3. Put the pastry onto a medium sized baking sheet and spoon over the mustard, gently pushing it out to the sides.
4. Drain the tomatoes and lay onto the pastry and mustard base.
5. Season and add the dry herbs.
6. Bake for about 15 minutes or until the crust has turned golden brown.
7. Add the fresh herbs, salt and pepper and olive oil and serve.
Similar posts: 
Stuffed courgette flowers
Yellow tomato salad and a great dressing

Saturday, 31 August 2013

Victoria Plum Cake

Just sharing these pics I took today with you.
Victoria plums are so delicate and I love the idea of them caramelised at the bottom of a cake.

Saturday, 17 August 2013

Food envy and a Tapas Revolution

Salmorejo - chilled Tomato Dip at Tapas Revolution
Do you ever get food envy? You take time poring over a menu to find the perfect dish, which duly arrives in front of you looking paltry. 

Then to make things worse, your friend is presented with a mouth-wateringly, achingly appetising rival plate. Sin it may be, but the occasional bout of supper spite is inevitable.

Sunday, 11 August 2013

Saving the world with a bionic burger?

News this week of the world’s first stem celled burger appalled me at first. Then I got to thinking.

On a global scale, our population is growing faster than we can keep up meat production for.

Countries like China, as they becomes richer, want more meat. This means we need more cereal crops like wheat grown to feed chickens, pigs and cattle for human consumption.

More wheat means more land taken up, meanwhile more animal production means more greenhouse gases.

Saturday, 27 July 2013

Review: The Crafthouse / Angelica's - Leeds

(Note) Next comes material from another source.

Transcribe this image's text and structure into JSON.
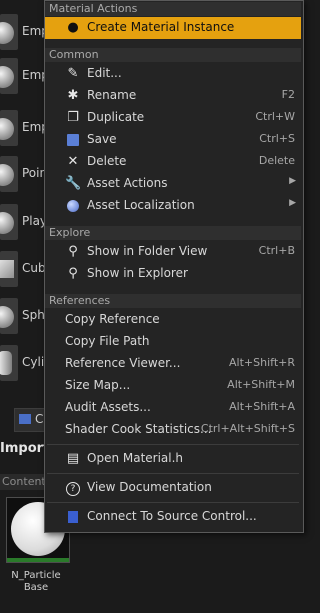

Got a head for heights? Get vertigo at The Crafthouse and its sister bar Angelica's in Leeds city centre.
There’s no escaping it. Leeds' restaurants consist mostly of chains. Yes there’s Sous le Nez and La Grillade, James Martin and Anthony Flinn numbers too, all of which are perfectly proper independents. As a rule though, eateries in the centre of Britain’s sixth happiest city remain popular, but insipidly formulaic.